■ Exercise brief ■
Lines with "date": please show every one of them from the listing below.

■ Data for the task ■
>>>>

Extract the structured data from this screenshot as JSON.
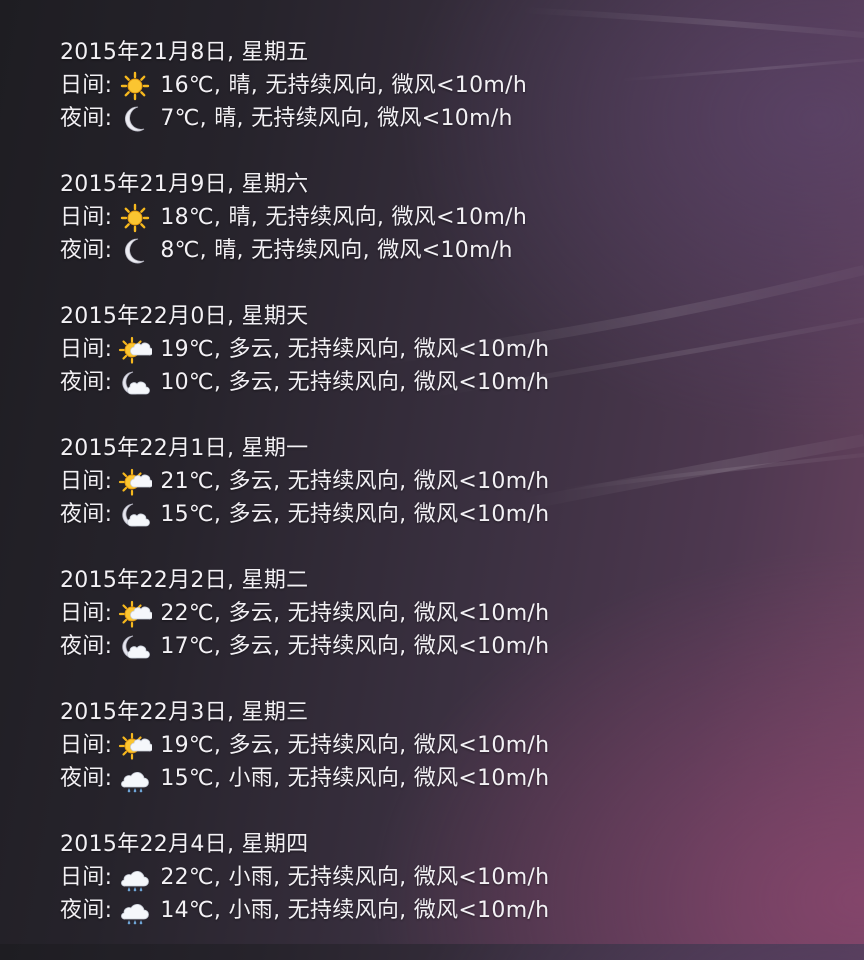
{
  "labels": {
    "day": "日间:",
    "night": "夜间:"
  },
  "days": [
    {
      "date": "2015年21月8日, 星期五",
      "day": {
        "icon": "sun-icon",
        "text": "16℃, 晴, 无持续风向, 微风<10m/h"
      },
      "night": {
        "icon": "moon-icon",
        "text": "7℃, 晴, 无持续风向, 微风<10m/h"
      }
    },
    {
      "date": "2015年21月9日, 星期六",
      "day": {
        "icon": "sun-icon",
        "text": "18℃, 晴, 无持续风向, 微风<10m/h"
      },
      "night": {
        "icon": "moon-icon",
        "text": "8℃, 晴, 无持续风向, 微风<10m/h"
      }
    },
    {
      "date": "2015年22月0日, 星期天",
      "day": {
        "icon": "sun-cloud-icon",
        "text": "19℃, 多云, 无持续风向, 微风<10m/h"
      },
      "night": {
        "icon": "moon-cloud-icon",
        "text": "10℃, 多云, 无持续风向, 微风<10m/h"
      }
    },
    {
      "date": "2015年22月1日, 星期一",
      "day": {
        "icon": "sun-cloud-icon",
        "text": "21℃, 多云, 无持续风向, 微风<10m/h"
      },
      "night": {
        "icon": "moon-cloud-icon",
        "text": "15℃, 多云, 无持续风向, 微风<10m/h"
      }
    },
    {
      "date": "2015年22月2日, 星期二",
      "day": {
        "icon": "sun-cloud-icon",
        "text": "22℃, 多云, 无持续风向, 微风<10m/h"
      },
      "night": {
        "icon": "moon-cloud-icon",
        "text": "17℃, 多云, 无持续风向, 微风<10m/h"
      }
    },
    {
      "date": "2015年22月3日, 星期三",
      "day": {
        "icon": "sun-cloud-icon",
        "text": "19℃, 多云, 无持续风向, 微风<10m/h"
      },
      "night": {
        "icon": "rain-cloud-icon",
        "text": "15℃, 小雨, 无持续风向, 微风<10m/h"
      }
    },
    {
      "date": "2015年22月4日, 星期四",
      "day": {
        "icon": "rain-cloud-icon",
        "text": "22℃, 小雨, 无持续风向, 微风<10m/h"
      },
      "night": {
        "icon": "rain-cloud-icon",
        "text": "14℃, 小雨, 无持续风向, 微风<10m/h"
      }
    }
  ],
  "colors": {
    "text": "#f3f1f5",
    "sun": "#f6b81e",
    "moon": "#e8e8ee",
    "cloud": "#f4f6fa"
  }
}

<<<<

■ Output below ■
      "date": "2015年21月8日, 星期五",
      "date": "2015年21月9日, 星期六",
      "date": "2015年22月0日, 星期天",
      "date": "2015年22月1日, 星期一",
      "date": "2015年22月2日, 星期二",
      "date": "2015年22月3日, 星期三",
      "date": "2015年22月4日, 星期四",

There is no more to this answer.